Ride around in 2nd place until a handful of laps to go, then make the devastating pass and simply ride away.

Where have we seen that before...

Marquez is not cruising to make a show of it. He is on the edge all the time. Up until the very last, when Lorenzo has no tire left to fight and could see his chance was lost, only 3 tenths separated them.

When you consider how badly the Yammie was doing in the first few practices, their comeback was remarkable.

I just took a look at the "Analysis" on the MotoGP Website and saw something quite interesting. I only looked at the top 4, so I don't know about what happened farther down the order - but if you look at the top speeds by lap there is a very interesting anomaly. For Marquez, he ran 320kph+ for the first 14 laps - but only cracked 320 once in the last 6. Dani, in 4th, ran 320+ for pretty much the entire race. The Yamahas behaved differently. Lorenzo was like a metronome running 320 more or less exactly through lap 15, then 319, 318.6, 318, 319, 317 for the last five. Rossi was even more interesting - 320kph+ through lap 13 only, then 319, 317, 317, 316 etc.

What we don't know is if this is tire related - a lack of "drive" - out of the Yamahas (we know Rossi had to over-ride somewhat to get past Espargaro and Dovi in the opening phases and ruined his tire earlier) - or fueling or some mix of both. The stark nature of the data I found interesting. The fact that Honda could still produce 320+ at the end of the race - out of both Pedrosa and Marquez, with the implied advantage elsewhere - explains why even Lorenzo's superlative ride today couldn't yield the top step of the podium.
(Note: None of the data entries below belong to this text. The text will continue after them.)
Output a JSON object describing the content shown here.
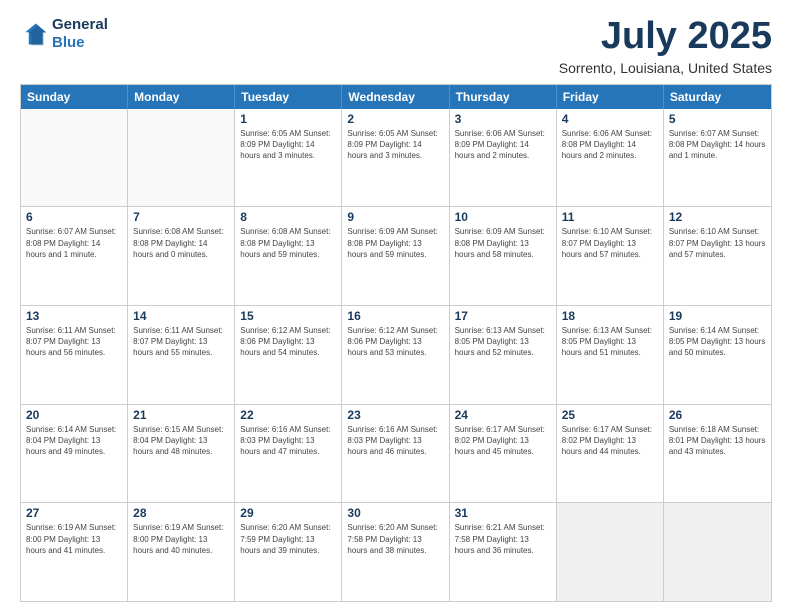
{
  "header": {
    "logo": {
      "line1": "General",
      "line2": "Blue"
    },
    "title": "July 2025",
    "location": "Sorrento, Louisiana, United States"
  },
  "dayHeaders": [
    "Sunday",
    "Monday",
    "Tuesday",
    "Wednesday",
    "Thursday",
    "Friday",
    "Saturday"
  ],
  "weeks": [
    [
      {
        "day": "",
        "empty": true
      },
      {
        "day": "",
        "empty": true
      },
      {
        "day": "1",
        "info": "Sunrise: 6:05 AM\nSunset: 8:09 PM\nDaylight: 14 hours\nand 3 minutes."
      },
      {
        "day": "2",
        "info": "Sunrise: 6:05 AM\nSunset: 8:09 PM\nDaylight: 14 hours\nand 3 minutes."
      },
      {
        "day": "3",
        "info": "Sunrise: 6:06 AM\nSunset: 8:09 PM\nDaylight: 14 hours\nand 2 minutes."
      },
      {
        "day": "4",
        "info": "Sunrise: 6:06 AM\nSunset: 8:08 PM\nDaylight: 14 hours\nand 2 minutes."
      },
      {
        "day": "5",
        "info": "Sunrise: 6:07 AM\nSunset: 8:08 PM\nDaylight: 14 hours\nand 1 minute."
      }
    ],
    [
      {
        "day": "6",
        "info": "Sunrise: 6:07 AM\nSunset: 8:08 PM\nDaylight: 14 hours\nand 1 minute."
      },
      {
        "day": "7",
        "info": "Sunrise: 6:08 AM\nSunset: 8:08 PM\nDaylight: 14 hours\nand 0 minutes."
      },
      {
        "day": "8",
        "info": "Sunrise: 6:08 AM\nSunset: 8:08 PM\nDaylight: 13 hours\nand 59 minutes."
      },
      {
        "day": "9",
        "info": "Sunrise: 6:09 AM\nSunset: 8:08 PM\nDaylight: 13 hours\nand 59 minutes."
      },
      {
        "day": "10",
        "info": "Sunrise: 6:09 AM\nSunset: 8:08 PM\nDaylight: 13 hours\nand 58 minutes."
      },
      {
        "day": "11",
        "info": "Sunrise: 6:10 AM\nSunset: 8:07 PM\nDaylight: 13 hours\nand 57 minutes."
      },
      {
        "day": "12",
        "info": "Sunrise: 6:10 AM\nSunset: 8:07 PM\nDaylight: 13 hours\nand 57 minutes."
      }
    ],
    [
      {
        "day": "13",
        "info": "Sunrise: 6:11 AM\nSunset: 8:07 PM\nDaylight: 13 hours\nand 56 minutes."
      },
      {
        "day": "14",
        "info": "Sunrise: 6:11 AM\nSunset: 8:07 PM\nDaylight: 13 hours\nand 55 minutes."
      },
      {
        "day": "15",
        "info": "Sunrise: 6:12 AM\nSunset: 8:06 PM\nDaylight: 13 hours\nand 54 minutes."
      },
      {
        "day": "16",
        "info": "Sunrise: 6:12 AM\nSunset: 8:06 PM\nDaylight: 13 hours\nand 53 minutes."
      },
      {
        "day": "17",
        "info": "Sunrise: 6:13 AM\nSunset: 8:05 PM\nDaylight: 13 hours\nand 52 minutes."
      },
      {
        "day": "18",
        "info": "Sunrise: 6:13 AM\nSunset: 8:05 PM\nDaylight: 13 hours\nand 51 minutes."
      },
      {
        "day": "19",
        "info": "Sunrise: 6:14 AM\nSunset: 8:05 PM\nDaylight: 13 hours\nand 50 minutes."
      }
    ],
    [
      {
        "day": "20",
        "info": "Sunrise: 6:14 AM\nSunset: 8:04 PM\nDaylight: 13 hours\nand 49 minutes."
      },
      {
        "day": "21",
        "info": "Sunrise: 6:15 AM\nSunset: 8:04 PM\nDaylight: 13 hours\nand 48 minutes."
      },
      {
        "day": "22",
        "info": "Sunrise: 6:16 AM\nSunset: 8:03 PM\nDaylight: 13 hours\nand 47 minutes."
      },
      {
        "day": "23",
        "info": "Sunrise: 6:16 AM\nSunset: 8:03 PM\nDaylight: 13 hours\nand 46 minutes."
      },
      {
        "day": "24",
        "info": "Sunrise: 6:17 AM\nSunset: 8:02 PM\nDaylight: 13 hours\nand 45 minutes."
      },
      {
        "day": "25",
        "info": "Sunrise: 6:17 AM\nSunset: 8:02 PM\nDaylight: 13 hours\nand 44 minutes."
      },
      {
        "day": "26",
        "info": "Sunrise: 6:18 AM\nSunset: 8:01 PM\nDaylight: 13 hours\nand 43 minutes."
      }
    ],
    [
      {
        "day": "27",
        "info": "Sunrise: 6:19 AM\nSunset: 8:00 PM\nDaylight: 13 hours\nand 41 minutes."
      },
      {
        "day": "28",
        "info": "Sunrise: 6:19 AM\nSunset: 8:00 PM\nDaylight: 13 hours\nand 40 minutes."
      },
      {
        "day": "29",
        "info": "Sunrise: 6:20 AM\nSunset: 7:59 PM\nDaylight: 13 hours\nand 39 minutes."
      },
      {
        "day": "30",
        "info": "Sunrise: 6:20 AM\nSunset: 7:58 PM\nDaylight: 13 hours\nand 38 minutes."
      },
      {
        "day": "31",
        "info": "Sunrise: 6:21 AM\nSunset: 7:58 PM\nDaylight: 13 hours\nand 36 minutes."
      },
      {
        "day": "",
        "empty": true,
        "shaded": true
      },
      {
        "day": "",
        "empty": true,
        "shaded": true
      }
    ]
  ]
}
I'm guessing it's more tire-related. One way or another, quite interesting.

Nice analysis cgates66! :)

Judging by the drop off in 46's speeds and the fact he mentioned overusing his rear tire to get by Dovi, I think your thesis makes very good sense

One additional thing this points out is the commonly held belief that the Honda is the horsepower king might be quite exaggerated. This differences seem quite small.
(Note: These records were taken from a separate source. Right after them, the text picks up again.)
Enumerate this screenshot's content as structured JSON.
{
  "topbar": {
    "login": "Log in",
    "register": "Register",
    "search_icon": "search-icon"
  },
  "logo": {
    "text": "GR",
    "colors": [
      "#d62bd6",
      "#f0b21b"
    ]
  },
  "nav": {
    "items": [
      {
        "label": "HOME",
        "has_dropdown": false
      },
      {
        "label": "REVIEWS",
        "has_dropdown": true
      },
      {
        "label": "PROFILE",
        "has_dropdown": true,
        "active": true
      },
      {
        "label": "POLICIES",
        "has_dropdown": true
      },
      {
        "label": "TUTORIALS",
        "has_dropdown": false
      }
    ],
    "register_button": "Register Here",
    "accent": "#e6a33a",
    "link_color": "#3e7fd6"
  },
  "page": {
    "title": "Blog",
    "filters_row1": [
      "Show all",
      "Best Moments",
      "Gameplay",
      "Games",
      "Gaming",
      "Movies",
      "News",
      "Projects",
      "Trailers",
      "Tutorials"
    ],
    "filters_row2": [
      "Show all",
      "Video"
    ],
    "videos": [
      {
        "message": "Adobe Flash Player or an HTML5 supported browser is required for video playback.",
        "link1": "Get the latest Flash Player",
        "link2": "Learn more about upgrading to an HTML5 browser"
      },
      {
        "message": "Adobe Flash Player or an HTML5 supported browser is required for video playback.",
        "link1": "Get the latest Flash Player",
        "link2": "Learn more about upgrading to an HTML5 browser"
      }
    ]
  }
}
These bikes manage the remaining fuel independently from the rider to make sure the bike finishes the race. Whilst none of us know the intricacies of HRC and Yamaha software design & mapping we do know that the Honda appears to manage 20L of fuel better.
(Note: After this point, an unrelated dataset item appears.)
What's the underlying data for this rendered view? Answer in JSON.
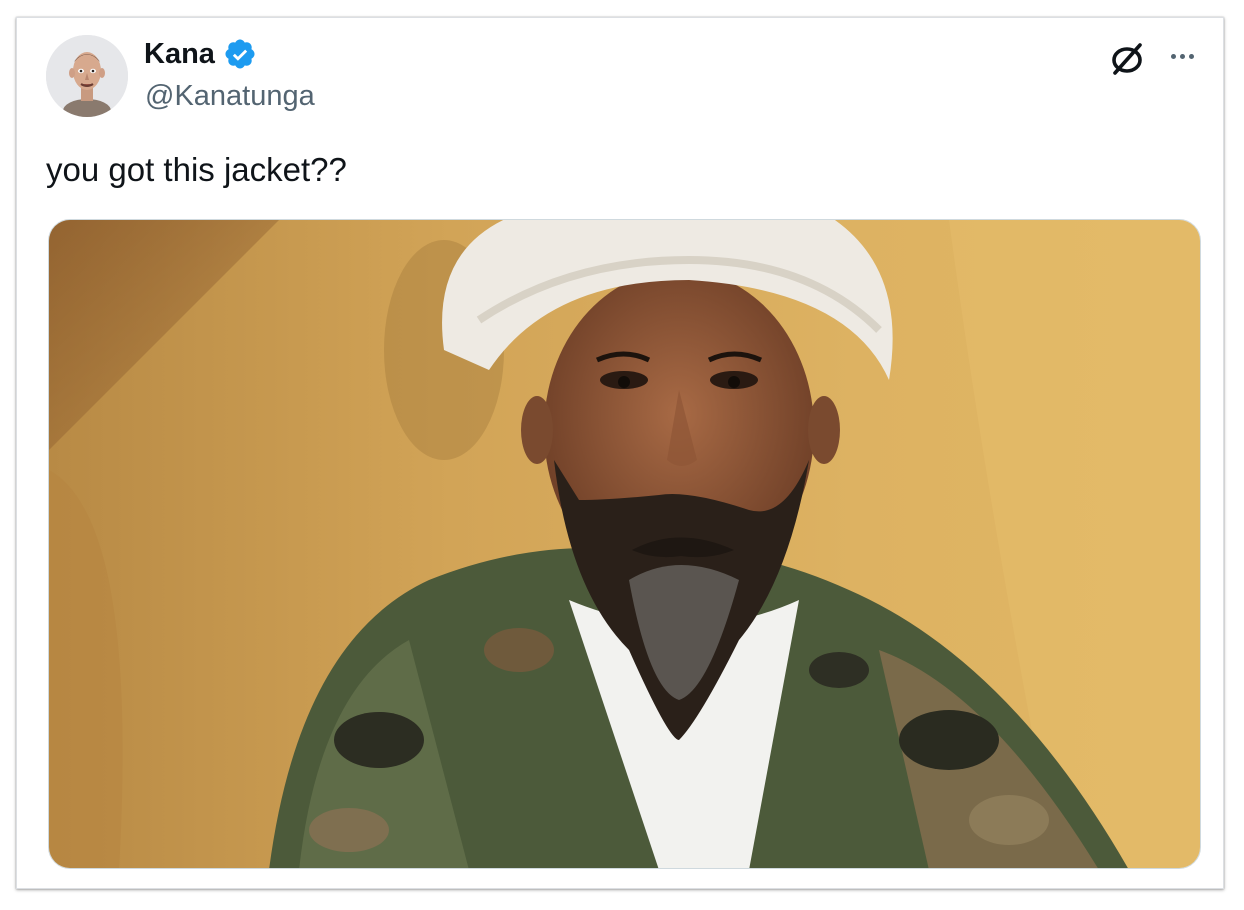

E.G. Its perfectly feasible that the Yamaha may for instance give 97% fuel when the rider opens the throttle fully and 96% on the next lap exiting the same corner and so on to manage the fuel whist the Honda is giving 100%.

Nobody will ever admit to what their bike does............ it be nice to be able to compare though.

Everybody moans about electronics in racing but look at it from a factories perspective, wheels go round pistons go up and down, where they can gain knowledge & train engineers the most is with continually developing software. Once these guys rotate onto road bike design the skills they have developed will allow them to develop software that makes street bikes use less fuel for more power.

Or so the theory goes.

I was watching from a few different corners; Rossi's Yam during all the practices looked unstable at the rear tyre coming out of corners, more than any other bike. Whether that was his riding or the bike who knows?

Until the race Lorenzo didn't have a good weekend either, although Bradley was consistently good and made a great start, and Pol got it together albeit late.

Strange and temperamental beats these bikes.

Really good race though, and a great effort by Scott Redding too.